Creating Interiors Inspired by French Country Style
Design inspiration can be found almost anywhere, from picturesque walks to periods of history like the Renaissance, or even in the heritage of a particular country such as Scandinavia, Italy, or France.
While some interior schemes subscribe to one quintessential ‘look’, we often blend aspects of design styles to create variation and intrigue. Provençal is one of the styles that we regard most highly, and love to reference in our interiors. Understandably, Provençal design is sometimes thought of as being the aesthetic of the Provence region of France, however, the term is a reference to the word ‘provincial’ and is the original interpretation of French-country style. It does indeed capture the spirit of Provence, but not of Provence alone.
This aesthetic embodies beautiful light, soft colours and textures, all combined to create a feeling of contentment and ease. A classic Provençal palette is one that uses hazy pastels. Easy whites dominate, punctuated with brushstrokes of soft sage, blush and powdered blue. Ceilings are never forgotten and are typically treated in the same dulcet shade as the walls.
But these gallic-inspired interiors are not solely a softly-spoken tale, they are built around rustic elements such as rough-plastered walls and worn wooden ﬂoorboards. French-country interiors are superb at opening our eyes to wall alternatives such as rendered and whitewashed ﬁnishes, or painting with lime-based distempers in pale yellow ochres, blues or greens. The result resembles that of a watercolour.
Provençal style furniture may come in aged iron, antique and highly polished walnut (the preferred timber for Provençal style), or it may be painted using light or bright colours, and distressed. Often, it is a combination as the result is not supposed to feel too put-together, but rather one that has grown organically and sporadically.
The entire aim of a Provençal interior is to recall the atmosphere of a quiet French province and its relaxed way of living. Most typically, straw-seated chairs, armoires, scallop-edged textiles and crisp white bed linen are seen within a provincial French home.

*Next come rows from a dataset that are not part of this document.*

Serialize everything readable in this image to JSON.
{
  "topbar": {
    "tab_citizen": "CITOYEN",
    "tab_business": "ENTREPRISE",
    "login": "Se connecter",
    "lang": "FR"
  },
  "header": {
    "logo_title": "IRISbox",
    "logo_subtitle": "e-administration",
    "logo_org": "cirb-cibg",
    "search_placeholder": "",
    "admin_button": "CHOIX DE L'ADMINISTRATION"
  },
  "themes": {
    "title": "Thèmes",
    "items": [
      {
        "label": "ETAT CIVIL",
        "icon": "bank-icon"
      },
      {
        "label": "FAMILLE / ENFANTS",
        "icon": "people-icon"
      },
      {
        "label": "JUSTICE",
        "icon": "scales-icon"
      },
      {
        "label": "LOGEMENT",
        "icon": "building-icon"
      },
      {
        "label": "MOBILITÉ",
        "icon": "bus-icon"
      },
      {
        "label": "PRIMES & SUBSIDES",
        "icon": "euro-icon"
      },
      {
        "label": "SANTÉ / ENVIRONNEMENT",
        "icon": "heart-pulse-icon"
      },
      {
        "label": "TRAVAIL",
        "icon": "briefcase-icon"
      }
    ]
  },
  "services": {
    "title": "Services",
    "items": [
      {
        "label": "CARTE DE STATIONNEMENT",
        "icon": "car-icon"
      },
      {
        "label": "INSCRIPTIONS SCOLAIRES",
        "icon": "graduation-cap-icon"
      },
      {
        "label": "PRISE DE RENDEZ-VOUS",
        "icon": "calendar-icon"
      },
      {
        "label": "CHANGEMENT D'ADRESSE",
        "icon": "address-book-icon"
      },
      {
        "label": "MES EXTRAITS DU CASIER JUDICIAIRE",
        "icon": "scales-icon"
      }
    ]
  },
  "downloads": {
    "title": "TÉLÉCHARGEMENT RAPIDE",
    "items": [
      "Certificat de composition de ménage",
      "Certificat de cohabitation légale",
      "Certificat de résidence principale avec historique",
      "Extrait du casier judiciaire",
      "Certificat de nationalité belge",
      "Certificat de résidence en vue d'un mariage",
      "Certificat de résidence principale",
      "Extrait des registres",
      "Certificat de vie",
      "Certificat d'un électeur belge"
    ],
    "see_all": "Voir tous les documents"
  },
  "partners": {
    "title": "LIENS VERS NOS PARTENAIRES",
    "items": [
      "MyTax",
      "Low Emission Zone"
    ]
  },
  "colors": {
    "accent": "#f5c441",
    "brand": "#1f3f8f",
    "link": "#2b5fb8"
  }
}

There are numerous smaller touches associated with Provençal style that are shared with many other aesthetics. Examples include a focus of ﬂorals, natural motifs and pleasing, natural fragrances that ﬂoat from room to room. It is when these elements are combined with the right hues, textures and the materials that a true Provençal interior is achieved.